During last week's Google I/O developer conference, Andrii Kulian - a software engineer working on Android's multi-display capability - gave a talk called “Build Apps for Foldable, Multi-Display, and Large-Screen Devices" where he discussed how developers can get apps ready for a multi-display world.
Each year Google runs a number of large events, usually somewhere near its home-base in Silicon Valley, where it brings together different groups that are interested in the various parts Google's product and services roadmap. In a little less than 24 hours, Google will be running their annual Google I/O event. Here's everything you need to know about the event.
At the opening of Google's I/O event, the company showed off their new AI tool.

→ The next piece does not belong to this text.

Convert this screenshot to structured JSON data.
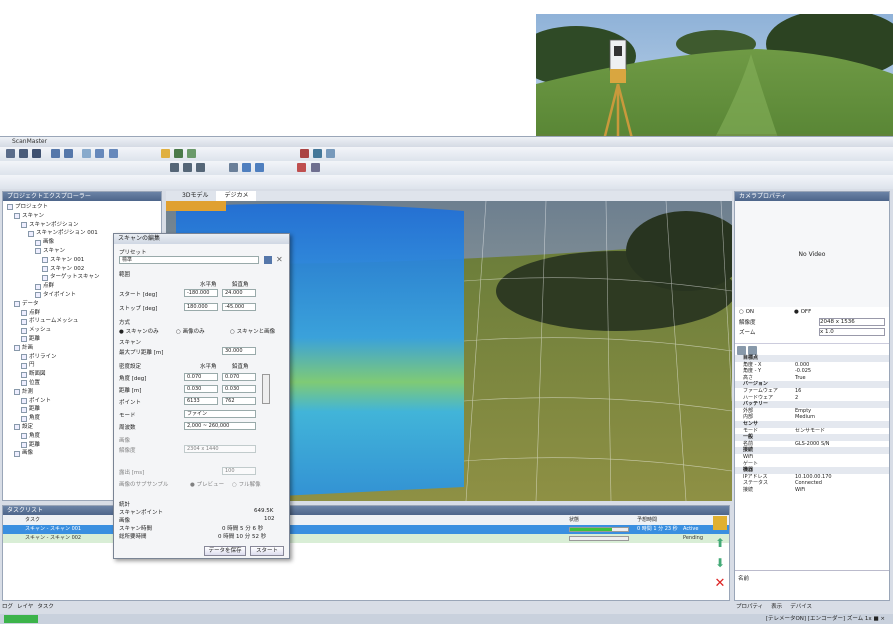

In the demonstration, someone told the Google Assistant they wanted to book an appointment. Google found the hairdresser and then phoned them, holding a natural language conversation with a person to make the appointment and add it to a calendar. The party on the other end of the phone didn't know they were talking to a computer (so we're told). This opens up an interesting future.
Google I/O is the search giant's annual developer event. It kicks off overnight in Mountain View, California, just a day after Microsoft Build so they get a chance to not only announce their new products and services but also react to what's coming from the crowd in Seattle. So, what can we expect?